(Dataset items)
--------------------------------

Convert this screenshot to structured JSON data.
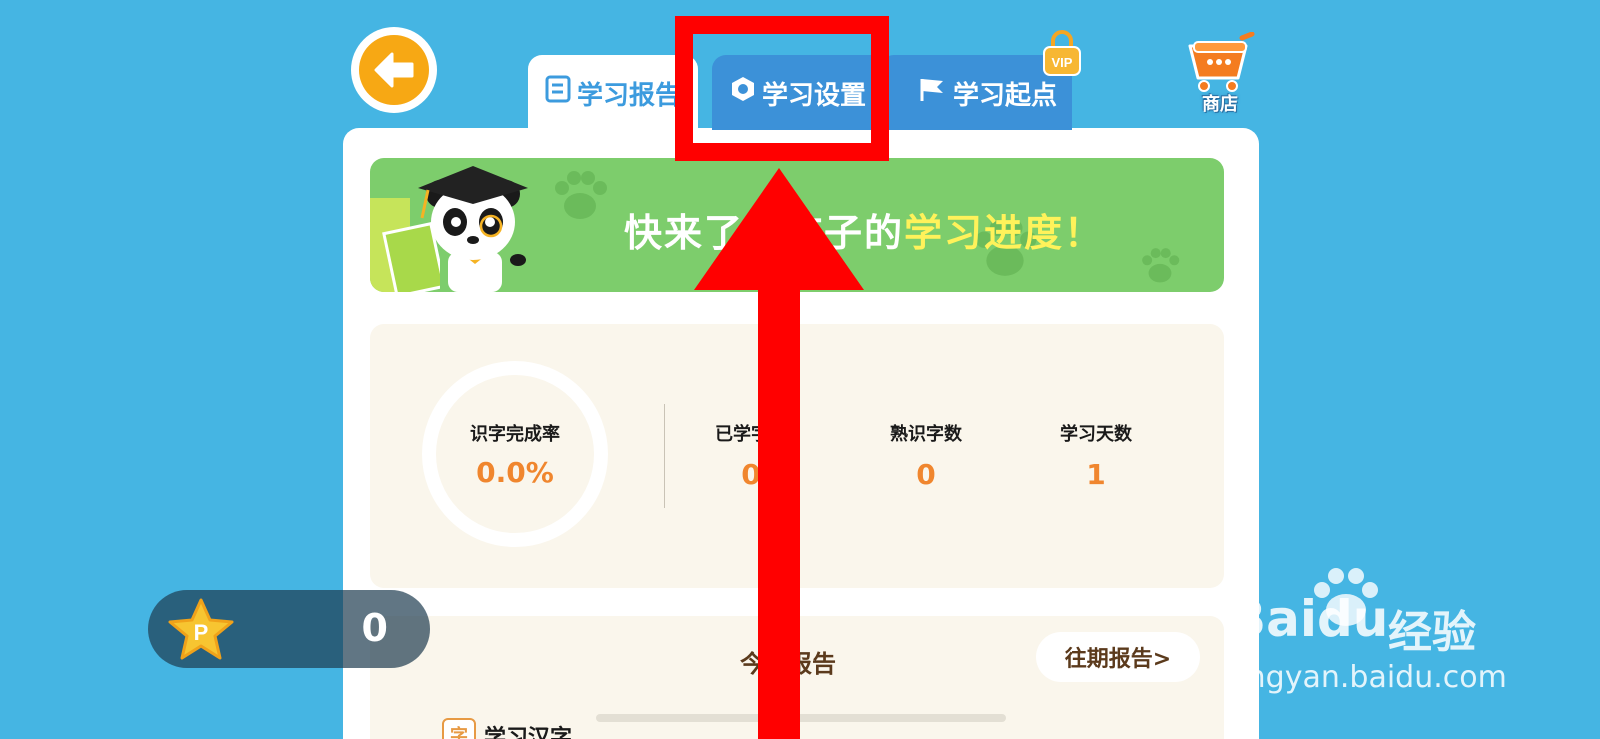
{
  "colors": {
    "background": "#45b5e3",
    "tab_active_text": "#3c9bde",
    "tab_inactive_bg": "#3c91d8",
    "banner_bg": "#7dcd6c",
    "banner_highlight": "#fff25a",
    "stat_value": "#f0862e",
    "annotation": "#ff0000"
  },
  "header": {
    "back_icon": "arrow-left-icon",
    "tabs": [
      {
        "label": "学习报告",
        "icon": "book-icon",
        "active": true
      },
      {
        "label": "学习设置",
        "icon": "hexagon-gear-icon",
        "active": false
      },
      {
        "label": "学习起点",
        "icon": "flag-icon",
        "active": false
      }
    ],
    "vip_badge": "VIP",
    "shop_label": "商店"
  },
  "banner": {
    "text_prefix": "快来了解孩子的",
    "text_highlight": "学习进度！"
  },
  "stats": {
    "completion_label": "识字完成率",
    "completion_value": "0.0%",
    "learned_label": "已学字数",
    "learned_value": "0",
    "familiar_label": "熟识字数",
    "familiar_value": "0",
    "days_label": "学习天数",
    "days_value": "1"
  },
  "coins": {
    "value": "0",
    "icon": "star-coin-icon",
    "coin_letter": "P"
  },
  "report": {
    "title": "今日报告",
    "past_button": "往期报告>",
    "section_icon_char": "字",
    "section_title": "学习汉字"
  },
  "watermark": {
    "brand": "Baidu",
    "brand_suffix": "经验",
    "url": "jingyan.baidu.com"
  }
}
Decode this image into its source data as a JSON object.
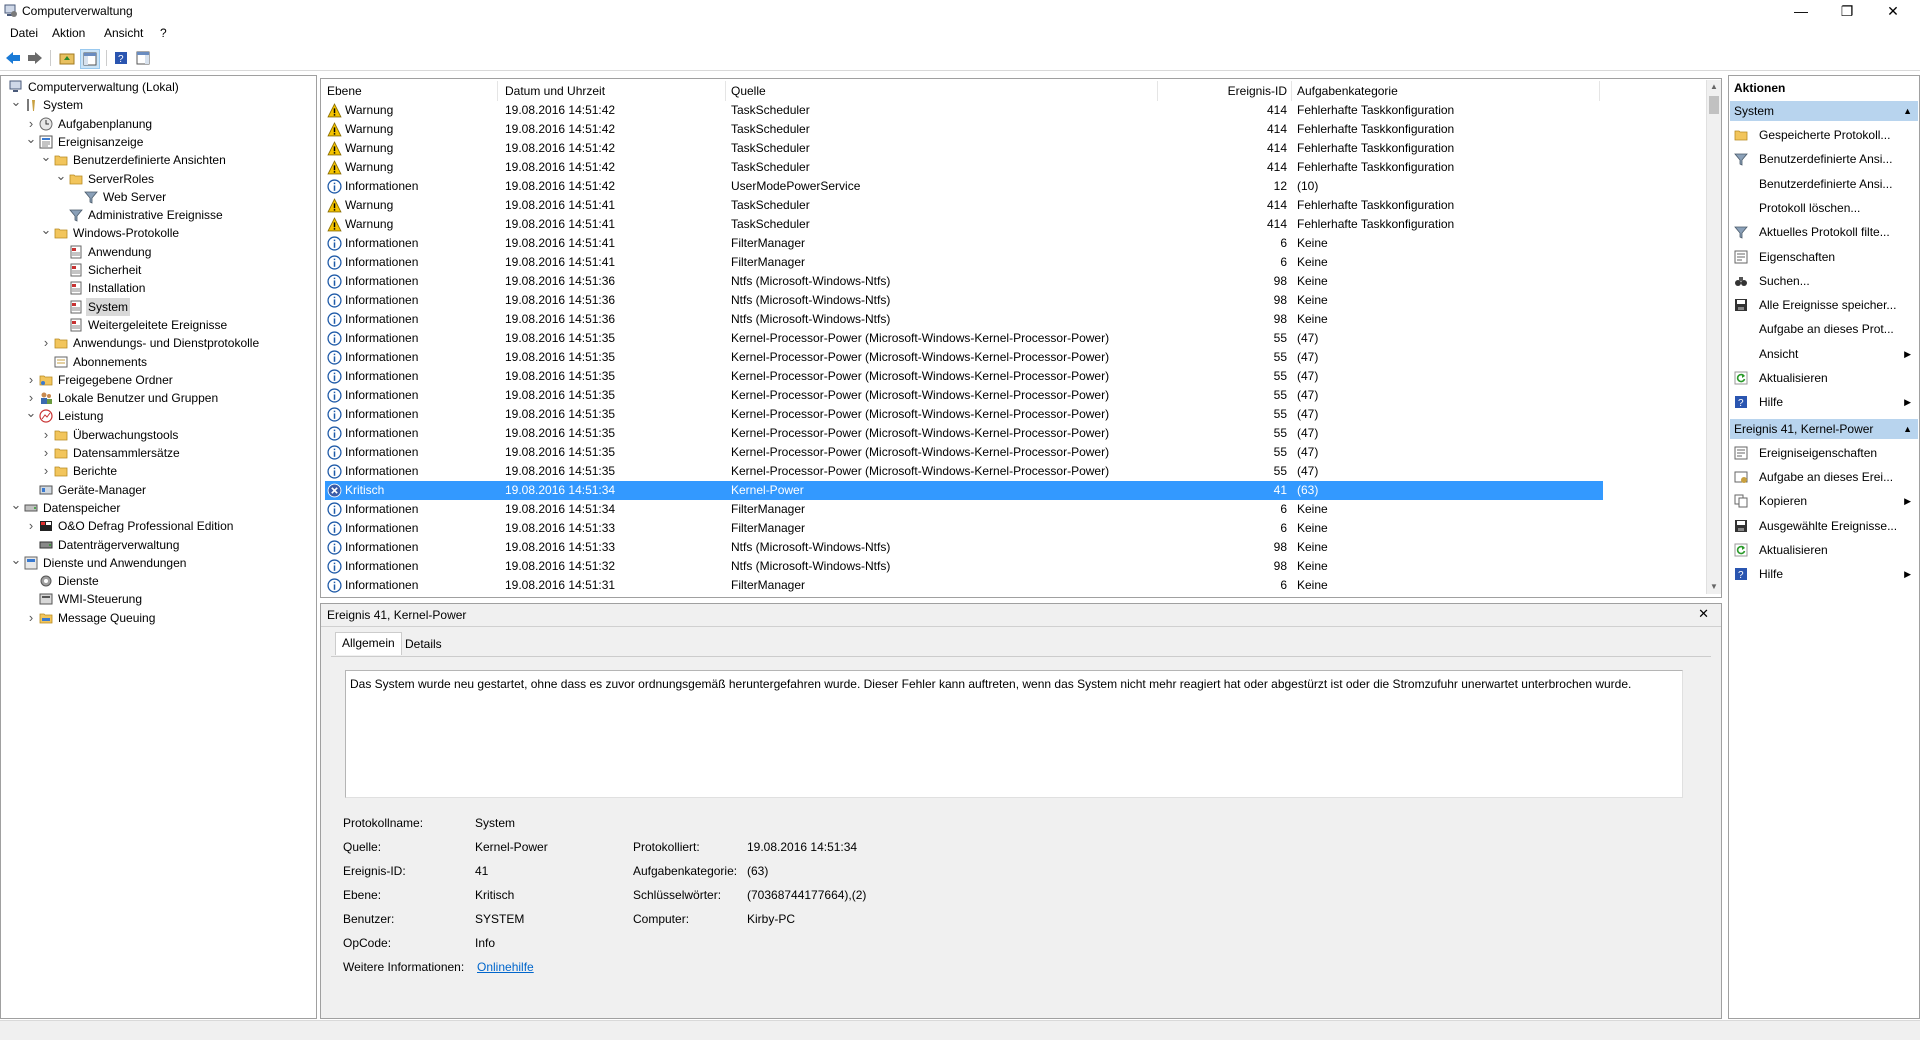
{
  "window": {
    "title": "Computerverwaltung",
    "minimize": "—",
    "maximize": "❐",
    "close": "✕"
  },
  "menu": [
    "Datei",
    "Aktion",
    "Ansicht",
    "?"
  ],
  "tree": [
    {
      "label": "Computerverwaltung (Lokal)",
      "level": 0,
      "exp": "",
      "icon": "computer-icon"
    },
    {
      "label": "System",
      "level": 1,
      "exp": "v",
      "icon": "tools-icon"
    },
    {
      "label": "Aufgabenplanung",
      "level": 2,
      "exp": ">",
      "icon": "clock-icon"
    },
    {
      "label": "Ereignisanzeige",
      "level": 2,
      "exp": "v",
      "icon": "event-viewer-icon"
    },
    {
      "label": "Benutzerdefinierte Ansichten",
      "level": 3,
      "exp": "v",
      "icon": "folder-icon"
    },
    {
      "label": "ServerRoles",
      "level": 4,
      "exp": "v",
      "icon": "folder-icon"
    },
    {
      "label": "Web Server",
      "level": 5,
      "exp": "",
      "icon": "filter-icon"
    },
    {
      "label": "Administrative Ereignisse",
      "level": 4,
      "exp": "",
      "icon": "filter-icon"
    },
    {
      "label": "Windows-Protokolle",
      "level": 3,
      "exp": "v",
      "icon": "log-folder-icon"
    },
    {
      "label": "Anwendung",
      "level": 4,
      "exp": "",
      "icon": "log-icon"
    },
    {
      "label": "Sicherheit",
      "level": 4,
      "exp": "",
      "icon": "log-icon"
    },
    {
      "label": "Installation",
      "level": 4,
      "exp": "",
      "icon": "log-icon"
    },
    {
      "label": "System",
      "level": 4,
      "exp": "",
      "icon": "log-icon",
      "selected": true
    },
    {
      "label": "Weitergeleitete Ereignisse",
      "level": 4,
      "exp": "",
      "icon": "log-icon"
    },
    {
      "label": "Anwendungs- und Dienstprotokolle",
      "level": 3,
      "exp": ">",
      "icon": "folder-icon"
    },
    {
      "label": "Abonnements",
      "level": 3,
      "exp": "",
      "icon": "subscription-icon"
    },
    {
      "label": "Freigegebene Ordner",
      "level": 2,
      "exp": ">",
      "icon": "shared-folder-icon"
    },
    {
      "label": "Lokale Benutzer und Gruppen",
      "level": 2,
      "exp": ">",
      "icon": "users-icon"
    },
    {
      "label": "Leistung",
      "level": 2,
      "exp": "v",
      "icon": "performance-icon"
    },
    {
      "label": "Überwachungstools",
      "level": 3,
      "exp": ">",
      "icon": "folder-icon"
    },
    {
      "label": "Datensammlersätze",
      "level": 3,
      "exp": ">",
      "icon": "folder-icon"
    },
    {
      "label": "Berichte",
      "level": 3,
      "exp": ">",
      "icon": "folder-icon"
    },
    {
      "label": "Geräte-Manager",
      "level": 2,
      "exp": "",
      "icon": "device-manager-icon"
    },
    {
      "label": "Datenspeicher",
      "level": 1,
      "exp": "v",
      "icon": "storage-icon"
    },
    {
      "label": "O&O Defrag Professional Edition",
      "level": 2,
      "exp": ">",
      "icon": "defrag-icon"
    },
    {
      "label": "Datenträgerverwaltung",
      "level": 2,
      "exp": "",
      "icon": "disk-icon"
    },
    {
      "label": "Dienste und Anwendungen",
      "level": 1,
      "exp": "v",
      "icon": "services-apps-icon"
    },
    {
      "label": "Dienste",
      "level": 2,
      "exp": "",
      "icon": "gear-icon"
    },
    {
      "label": "WMI-Steuerung",
      "level": 2,
      "exp": "",
      "icon": "wmi-icon"
    },
    {
      "label": "Message Queuing",
      "level": 2,
      "exp": ">",
      "icon": "queue-icon"
    }
  ],
  "columns": [
    "Ebene",
    "Datum und Uhrzeit",
    "Quelle",
    "Ereignis-ID",
    "Aufgabenkategorie"
  ],
  "events": [
    {
      "level": "Warnung",
      "type": "warn",
      "date": "19.08.2016 14:51:42",
      "source": "TaskScheduler",
      "id": "414",
      "cat": "Fehlerhafte Taskkonfiguration"
    },
    {
      "level": "Warnung",
      "type": "warn",
      "date": "19.08.2016 14:51:42",
      "source": "TaskScheduler",
      "id": "414",
      "cat": "Fehlerhafte Taskkonfiguration"
    },
    {
      "level": "Warnung",
      "type": "warn",
      "date": "19.08.2016 14:51:42",
      "source": "TaskScheduler",
      "id": "414",
      "cat": "Fehlerhafte Taskkonfiguration"
    },
    {
      "level": "Warnung",
      "type": "warn",
      "date": "19.08.2016 14:51:42",
      "source": "TaskScheduler",
      "id": "414",
      "cat": "Fehlerhafte Taskkonfiguration"
    },
    {
      "level": "Informationen",
      "type": "info",
      "date": "19.08.2016 14:51:42",
      "source": "UserModePowerService",
      "id": "12",
      "cat": "(10)"
    },
    {
      "level": "Warnung",
      "type": "warn",
      "date": "19.08.2016 14:51:41",
      "source": "TaskScheduler",
      "id": "414",
      "cat": "Fehlerhafte Taskkonfiguration"
    },
    {
      "level": "Warnung",
      "type": "warn",
      "date": "19.08.2016 14:51:41",
      "source": "TaskScheduler",
      "id": "414",
      "cat": "Fehlerhafte Taskkonfiguration"
    },
    {
      "level": "Informationen",
      "type": "info",
      "date": "19.08.2016 14:51:41",
      "source": "FilterManager",
      "id": "6",
      "cat": "Keine"
    },
    {
      "level": "Informationen",
      "type": "info",
      "date": "19.08.2016 14:51:41",
      "source": "FilterManager",
      "id": "6",
      "cat": "Keine"
    },
    {
      "level": "Informationen",
      "type": "info",
      "date": "19.08.2016 14:51:36",
      "source": "Ntfs (Microsoft-Windows-Ntfs)",
      "id": "98",
      "cat": "Keine"
    },
    {
      "level": "Informationen",
      "type": "info",
      "date": "19.08.2016 14:51:36",
      "source": "Ntfs (Microsoft-Windows-Ntfs)",
      "id": "98",
      "cat": "Keine"
    },
    {
      "level": "Informationen",
      "type": "info",
      "date": "19.08.2016 14:51:36",
      "source": "Ntfs (Microsoft-Windows-Ntfs)",
      "id": "98",
      "cat": "Keine"
    },
    {
      "level": "Informationen",
      "type": "info",
      "date": "19.08.2016 14:51:35",
      "source": "Kernel-Processor-Power (Microsoft-Windows-Kernel-Processor-Power)",
      "id": "55",
      "cat": "(47)"
    },
    {
      "level": "Informationen",
      "type": "info",
      "date": "19.08.2016 14:51:35",
      "source": "Kernel-Processor-Power (Microsoft-Windows-Kernel-Processor-Power)",
      "id": "55",
      "cat": "(47)"
    },
    {
      "level": "Informationen",
      "type": "info",
      "date": "19.08.2016 14:51:35",
      "source": "Kernel-Processor-Power (Microsoft-Windows-Kernel-Processor-Power)",
      "id": "55",
      "cat": "(47)"
    },
    {
      "level": "Informationen",
      "type": "info",
      "date": "19.08.2016 14:51:35",
      "source": "Kernel-Processor-Power (Microsoft-Windows-Kernel-Processor-Power)",
      "id": "55",
      "cat": "(47)"
    },
    {
      "level": "Informationen",
      "type": "info",
      "date": "19.08.2016 14:51:35",
      "source": "Kernel-Processor-Power (Microsoft-Windows-Kernel-Processor-Power)",
      "id": "55",
      "cat": "(47)"
    },
    {
      "level": "Informationen",
      "type": "info",
      "date": "19.08.2016 14:51:35",
      "source": "Kernel-Processor-Power (Microsoft-Windows-Kernel-Processor-Power)",
      "id": "55",
      "cat": "(47)"
    },
    {
      "level": "Informationen",
      "type": "info",
      "date": "19.08.2016 14:51:35",
      "source": "Kernel-Processor-Power (Microsoft-Windows-Kernel-Processor-Power)",
      "id": "55",
      "cat": "(47)"
    },
    {
      "level": "Informationen",
      "type": "info",
      "date": "19.08.2016 14:51:35",
      "source": "Kernel-Processor-Power (Microsoft-Windows-Kernel-Processor-Power)",
      "id": "55",
      "cat": "(47)"
    },
    {
      "level": "Kritisch",
      "type": "crit",
      "date": "19.08.2016 14:51:34",
      "source": "Kernel-Power",
      "id": "41",
      "cat": "(63)",
      "selected": true
    },
    {
      "level": "Informationen",
      "type": "info",
      "date": "19.08.2016 14:51:34",
      "source": "FilterManager",
      "id": "6",
      "cat": "Keine"
    },
    {
      "level": "Informationen",
      "type": "info",
      "date": "19.08.2016 14:51:33",
      "source": "FilterManager",
      "id": "6",
      "cat": "Keine"
    },
    {
      "level": "Informationen",
      "type": "info",
      "date": "19.08.2016 14:51:33",
      "source": "Ntfs (Microsoft-Windows-Ntfs)",
      "id": "98",
      "cat": "Keine"
    },
    {
      "level": "Informationen",
      "type": "info",
      "date": "19.08.2016 14:51:32",
      "source": "Ntfs (Microsoft-Windows-Ntfs)",
      "id": "98",
      "cat": "Keine"
    },
    {
      "level": "Informationen",
      "type": "info",
      "date": "19.08.2016 14:51:31",
      "source": "FilterManager",
      "id": "6",
      "cat": "Keine"
    }
  ],
  "detail": {
    "title": "Ereignis 41, Kernel-Power",
    "close": "✕",
    "tabs": [
      "Allgemein",
      "Details"
    ],
    "description": "Das System wurde neu gestartet, ohne dass es zuvor ordnungsgemäß heruntergefahren wurde. Dieser Fehler kann auftreten, wenn das System nicht mehr reagiert hat oder abgestürzt ist oder die Stromzufuhr unerwartet unterbrochen wurde.",
    "props_left": [
      {
        "label": "Protokollname:",
        "value": "System"
      },
      {
        "label": "Quelle:",
        "value": "Kernel-Power"
      },
      {
        "label": "Ereignis-ID:",
        "value": "41"
      },
      {
        "label": "Ebene:",
        "value": "Kritisch"
      },
      {
        "label": "Benutzer:",
        "value": "SYSTEM"
      },
      {
        "label": "OpCode:",
        "value": "Info"
      },
      {
        "label": "Weitere Informationen:",
        "value": "Onlinehilfe",
        "link": true
      }
    ],
    "props_right": [
      {
        "label": "Protokolliert:",
        "value": "19.08.2016 14:51:34"
      },
      {
        "label": "Aufgabenkategorie:",
        "value": "(63)"
      },
      {
        "label": "Schlüsselwörter:",
        "value": "(70368744177664),(2)"
      },
      {
        "label": "Computer:",
        "value": "Kirby-PC"
      }
    ]
  },
  "actions": {
    "header": "Aktionen",
    "section1": "System",
    "items1": [
      {
        "label": "Gespeicherte Protokoll...",
        "icon": "open-log-icon"
      },
      {
        "label": "Benutzerdefinierte Ansi...",
        "icon": "filter-icon"
      },
      {
        "label": "Benutzerdefinierte Ansi...",
        "icon": ""
      },
      {
        "label": "Protokoll löschen...",
        "icon": ""
      },
      {
        "label": "Aktuelles Protokoll filte...",
        "icon": "filter-icon"
      },
      {
        "label": "Eigenschaften",
        "icon": "properties-icon"
      },
      {
        "label": "Suchen...",
        "icon": "binoculars-icon"
      },
      {
        "label": "Alle Ereignisse speicher...",
        "icon": "save-icon"
      },
      {
        "label": "Aufgabe an dieses Prot...",
        "icon": ""
      },
      {
        "label": "Ansicht",
        "icon": "",
        "sub": true
      },
      {
        "label": "Aktualisieren",
        "icon": "refresh-icon"
      },
      {
        "label": "Hilfe",
        "icon": "help-icon",
        "sub": true
      }
    ],
    "section2": "Ereignis 41, Kernel-Power",
    "items2": [
      {
        "label": "Ereigniseigenschaften",
        "icon": "properties-icon"
      },
      {
        "label": "Aufgabe an dieses Erei...",
        "icon": "task-icon"
      },
      {
        "label": "Kopieren",
        "icon": "copy-icon",
        "sub": true
      },
      {
        "label": "Ausgewählte Ereignisse...",
        "icon": "save-icon"
      },
      {
        "label": "Aktualisieren",
        "icon": "refresh-icon"
      },
      {
        "label": "Hilfe",
        "icon": "help-icon",
        "sub": true
      }
    ]
  },
  "colors": {
    "selection": "#3399ff",
    "section_header": "#b8d4ee",
    "link": "#0066cc",
    "warning": "#f5c400",
    "info": "#1e5aa8",
    "critical": "#3b5ca8"
  }
}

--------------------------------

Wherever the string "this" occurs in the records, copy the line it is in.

Convert this screenshot to structured JSON data.
Decode this image into its source data as a JSON object.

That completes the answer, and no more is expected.